Edetto on influences, Bristol’s scene and his ‘Like This’ single
Born and raised in Bristol 28 year old DJ and producer Edetto has been immersed in his home town’s thriving electronic music scene, taking in the cities unique spin on contemporary electronic music. Here he launches his own imprint, a DIY self release operation showcasing his industrial, drum-driven sound.
1. Can you start by telling us how you first got into producing electronic music? Where do your early influences lie?

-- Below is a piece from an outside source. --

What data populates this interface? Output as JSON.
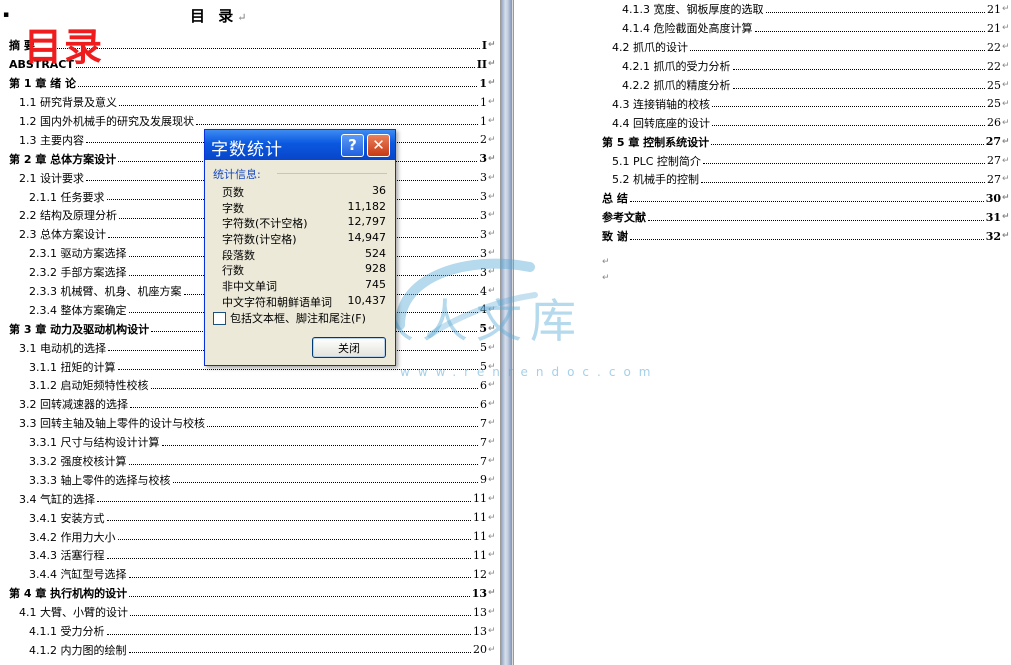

Growing up in Bristol I was heavily influenced by the drum n bass scene. I spent most of my late teens queueing up to watch the likes of Dillinja, DJ Hype, Hazard & Clipz. Then would spend the following weeks trying to find the records they’d played to recreate their sets in my bedroom.
I’ve been producing and playing in and around Bristol for a number of years and have explored a few different styles. As I started purchasing more and more outboard kit, drum machines and analogue synths, I immediately gravitated towards Techno and have completely fallen in love with it. Even though the genres differ, I like to think I bring the grit and distortion of my drum n bass youth into my current productions.
2. Your single release ‘Like This’ really maintains a lot of high energy. Could you take us through the creative process of making the record?
It was inspired by a track from Slam titled ‘clap yours hands’. After hearing that track I wanted to make a 909 driven track with a load of attitude. The kick and Tom pattern were the base for ‘Like This’, once I had that done i went on the time consuming hunt for a vocal. Getting the main groove down is the most important part, and probably the most fun! Once I have something I like; layering, structure and processing can come together fairly quickly. I try to separate each session to focus on one task i.e sound design, structure, automation etc.
3. Could you tell us about your studio, what are your favourite digital and hardware plugins?
Something I’ve always used for drums is Maschine from Native Instruments, the workflow is great and it’s perfect for getting a groove and idea going very quickly.
Hardware wise, my two favourites are my Korg Monologue and Behringer Model D. Both are super versatile and can be used for anything from long droning basses to crispy percussive patterns.
4. Who have been your biggest influences while creating techno?
If we are talking stylistic influences within Techno; I am very much into drum heavy, industrial stuff. I like tracks that drive forward with noises that are dark & off kilter. To name a handful, Perc, Randomer, Slam, Dense & Pika, Melodys Enemy. For me, they embody that sound and have massively influenced what I create.
5. Who do you suggest we look out for emerging in the Bristol scene?
Sly One. I share a studio with them so have been lucky enough to hear a lot of their new material. The trio have a tonne of ammunition and are set to have an incredible year in 2019.
6. What’s in store for you during the remainder of 2018 and early 2019?
I don’t think anyone can be completely transparent with this kind of question, but lot’s of music!
Throwing a launch party for ‘Like This’ in December with a line up of super talented fellow Bristolians. 2019 will continue in the spirit of DIY singles; I’ve got a fair few to share before the summer and of course writing won’t stop, it’s too much fun!